On November 17, 2015, the Federal Energy Regulatory Commission (FERC) issued an order terminating its inquiry on potentially requiring jurisdictional sellers to submit quarterly reports on natural gas transactions.[1]

Three years ago, FERC issued a Notice of Inquiry and requested comments on its proposal to require quarterly reporting of every natural gas transaction within its jurisdiction under the Natural Gas Act (NGA) that entails physical delivery for the next day (or, next day gas) or for the next month (or, next month gas).[2] Section 23 of the NGA directs FERC “to facilitate price transparency in markets for the sale or transportation of physical natural gas in interstate commerce” and grants FERC the authority to require market participants to submit information on the availability and prices of natural gas sold at wholesale and in interstate commerce.

FERC stated that requiring market participants to report these data points on a regular basis “would facilitate price transparency in the natural gas market by enabling buyers and sellers of natural gas to better understand the trading and prices that contribute to the daily and monthly indices.”[3] It also stated that the additional information would “enhanc[e] its ability to identify the potential for manipulation in the natural gas markets, to examine more efficiently the manipulative behavior, and to assess the effects of manipulation.”[4] It considered requiring market participants to report, for all jurisdictional transactions for delivery of next day or next month gas: (1) the name, address, and contact information of the trading company; (2) the name and location of its holding company; (3) the product traded (i.e., next day or next month gas), (4) trade execution method (i.e., exchange or off-exchange, and the name of the exchange or broker); (5) settlement type (i.e., fixed or index price); (6) volume of natural gas traded; (7) location or hub; (8) price; (9) date and time of the transaction; (10) counterparty; and (11) the index publisher(s) to which each transaction was reported.[5] FERC also considered releasing transactional information to the public on a quarterly basis one month after it is reported to FERC.

FERC sought comments on whether the reporting requirement would provide useful information for improving natural gas market transparency. It also sought comments to specific questions related to: (1) which data elements should be reported and how it should be reported; (2) possible public dissemination of any data reported; (3) the scope of the reporting requirement and whether transactions that are outside of FERC’s jurisdiction under Section 1(b) of the NGA should be reported; and (4) the burden of such reporting on market participants and whether FERC should discontinue existing public data reporting requirements through Form No. 552 after receiving a full year of transactional data.

FERC received 34 sets of comments in response to the Notice of Inquiry.

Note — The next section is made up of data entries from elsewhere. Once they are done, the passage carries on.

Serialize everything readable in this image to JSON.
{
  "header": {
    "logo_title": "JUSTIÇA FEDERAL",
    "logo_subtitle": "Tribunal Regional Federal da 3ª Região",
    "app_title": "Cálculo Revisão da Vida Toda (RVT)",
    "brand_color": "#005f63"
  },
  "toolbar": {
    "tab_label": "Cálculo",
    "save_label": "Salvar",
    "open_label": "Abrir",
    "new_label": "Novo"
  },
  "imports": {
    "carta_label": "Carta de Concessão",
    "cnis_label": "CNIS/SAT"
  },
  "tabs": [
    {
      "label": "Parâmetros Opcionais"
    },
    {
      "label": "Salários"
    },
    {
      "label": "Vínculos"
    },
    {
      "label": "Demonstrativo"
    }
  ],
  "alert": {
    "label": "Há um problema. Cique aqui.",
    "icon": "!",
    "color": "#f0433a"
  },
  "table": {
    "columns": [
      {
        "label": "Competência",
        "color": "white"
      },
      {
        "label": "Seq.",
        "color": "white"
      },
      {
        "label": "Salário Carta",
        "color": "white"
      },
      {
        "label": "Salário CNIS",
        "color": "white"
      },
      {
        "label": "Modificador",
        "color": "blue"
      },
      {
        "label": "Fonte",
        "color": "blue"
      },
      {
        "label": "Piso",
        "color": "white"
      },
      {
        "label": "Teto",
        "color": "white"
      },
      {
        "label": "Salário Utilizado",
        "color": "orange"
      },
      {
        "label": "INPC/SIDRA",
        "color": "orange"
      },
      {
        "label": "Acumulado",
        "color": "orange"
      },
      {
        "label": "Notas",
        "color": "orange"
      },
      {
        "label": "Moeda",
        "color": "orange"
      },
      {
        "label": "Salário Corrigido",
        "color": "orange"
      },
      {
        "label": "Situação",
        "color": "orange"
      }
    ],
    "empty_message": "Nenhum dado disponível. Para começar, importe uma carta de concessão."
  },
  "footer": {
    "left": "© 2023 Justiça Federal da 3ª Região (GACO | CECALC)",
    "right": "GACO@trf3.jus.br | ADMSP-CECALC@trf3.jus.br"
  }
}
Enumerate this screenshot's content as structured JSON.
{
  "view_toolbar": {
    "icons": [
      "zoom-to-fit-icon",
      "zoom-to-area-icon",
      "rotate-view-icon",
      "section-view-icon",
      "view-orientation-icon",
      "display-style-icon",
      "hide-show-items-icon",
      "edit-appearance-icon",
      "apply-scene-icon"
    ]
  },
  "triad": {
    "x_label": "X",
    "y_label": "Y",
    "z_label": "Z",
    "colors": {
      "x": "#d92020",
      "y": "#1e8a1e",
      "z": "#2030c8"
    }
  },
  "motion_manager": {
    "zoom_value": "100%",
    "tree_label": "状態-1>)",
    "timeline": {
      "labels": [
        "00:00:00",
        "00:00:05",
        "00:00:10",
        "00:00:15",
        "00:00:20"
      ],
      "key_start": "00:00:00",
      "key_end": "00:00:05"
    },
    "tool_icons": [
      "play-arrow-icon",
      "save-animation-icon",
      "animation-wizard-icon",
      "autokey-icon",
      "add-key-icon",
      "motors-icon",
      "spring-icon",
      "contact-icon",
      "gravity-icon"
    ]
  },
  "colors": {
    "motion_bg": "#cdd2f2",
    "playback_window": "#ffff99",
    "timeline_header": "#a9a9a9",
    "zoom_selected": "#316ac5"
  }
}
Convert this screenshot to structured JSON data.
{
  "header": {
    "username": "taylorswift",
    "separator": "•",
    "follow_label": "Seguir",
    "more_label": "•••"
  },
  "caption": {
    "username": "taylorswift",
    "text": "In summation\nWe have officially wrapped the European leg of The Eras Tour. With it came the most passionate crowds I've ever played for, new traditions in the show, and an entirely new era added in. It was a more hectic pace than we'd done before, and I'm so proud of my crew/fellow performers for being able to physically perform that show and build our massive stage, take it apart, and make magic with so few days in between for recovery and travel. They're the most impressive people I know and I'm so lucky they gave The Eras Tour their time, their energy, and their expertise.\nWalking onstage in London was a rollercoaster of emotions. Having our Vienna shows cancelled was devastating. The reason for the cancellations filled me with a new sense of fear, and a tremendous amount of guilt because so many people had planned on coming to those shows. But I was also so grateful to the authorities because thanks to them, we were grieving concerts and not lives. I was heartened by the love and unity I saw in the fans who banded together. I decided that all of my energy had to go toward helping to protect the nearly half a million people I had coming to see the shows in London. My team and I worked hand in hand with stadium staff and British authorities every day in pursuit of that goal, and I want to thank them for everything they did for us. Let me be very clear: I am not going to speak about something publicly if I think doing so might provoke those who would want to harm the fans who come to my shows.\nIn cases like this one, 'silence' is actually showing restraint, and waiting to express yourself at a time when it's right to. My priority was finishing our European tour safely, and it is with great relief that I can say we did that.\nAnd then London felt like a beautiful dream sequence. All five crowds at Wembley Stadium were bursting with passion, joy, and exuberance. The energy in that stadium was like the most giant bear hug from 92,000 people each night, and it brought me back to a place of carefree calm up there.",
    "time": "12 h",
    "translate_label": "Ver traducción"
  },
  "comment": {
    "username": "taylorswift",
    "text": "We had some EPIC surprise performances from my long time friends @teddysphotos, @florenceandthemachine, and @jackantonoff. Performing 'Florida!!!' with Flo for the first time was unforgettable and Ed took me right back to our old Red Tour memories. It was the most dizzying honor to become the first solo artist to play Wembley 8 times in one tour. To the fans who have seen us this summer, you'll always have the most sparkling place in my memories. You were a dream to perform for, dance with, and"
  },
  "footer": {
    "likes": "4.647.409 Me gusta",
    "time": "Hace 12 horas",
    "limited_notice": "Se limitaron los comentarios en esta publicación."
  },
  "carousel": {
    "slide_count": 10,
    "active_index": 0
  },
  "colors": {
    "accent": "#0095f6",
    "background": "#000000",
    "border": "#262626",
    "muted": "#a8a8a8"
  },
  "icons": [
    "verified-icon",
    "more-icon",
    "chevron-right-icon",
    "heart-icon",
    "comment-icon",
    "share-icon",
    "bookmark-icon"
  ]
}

Many commenters stated that the reporting requirement would not enhance natural gas market transparency and urged FERC not to move forward with imposing the reporting requirement. They noted that the requirement would apply to only natural gas sales within FERC’s jurisdiction, which is a small portion of the total natural gas sales, and therefore would not enhance natural gas market transparency. Commenters also noted that the reporting requirement raises the potential for unintended market efficiency risks that outweigh the transparency gains or improved surveillance and raised concerns over the release of the transactional data, which could reveal market sensitive positions and affect the competitiveness of natural gas markets.

To better assess whether the reporting requirement would enhance market transparency, in July 2013, FERC issued data requests to certain natural gas marketers for information about what portion of the total natural gas sales are jurisdictional sales.[6]

In the Order Terminating Proceeding, FERC stated that, in light of the additional physical natural gas market data to which it has gained access, the proposed reporting requirement is not necessary at this time.[7] FERC currently has access to multiple sources of data that provide market transparency and can be used to detect market manipulation. Natural gas market participants that buy or sell more than 2.2 Bcf annually of wholesale natural gas for next day or next month delivery report their annual sales and purchase volumes by product and transaction type on an annual basis through the Form No. 552. FERC receives tick data (i.e., market data that shows the price and volume of every consummated trade) from the Intercontinental Exchange for physical and financial natural gas transactions and natural gas futures tick data from NYMEX. FERC has access to Large Trader Report data from the Commodity Futures Trading Commission. It also has access to information about the transactions that contribute to the formation of daily and monthly indices reported by Platts and the daily indices reported by Natural Gas Intelligence.

FERC’s focus on fraud and market manipulation and its continued and increasing surveillance over natural gas sales remain a key priority, as reflected in the recent Report of Enforcement.[8] FERC also recently issued a notice of proposed rulemaking to amend its regulations to require regional transmission organizations and independent system operators to electronically deliver to FERC data required from its market participants on an ongoing basis that would (1) identify the market participants through a common alpha-numeric identifier; (2) list their “Connected Entities,” which includes entities that have certain ownership, employment, debt, or contractual relationships to the market participants; and (3) describe the nature of the relationship of each Connected Entity.[9] FERC explained that this information with help in its screening and investigative efforts to detect market manipulation.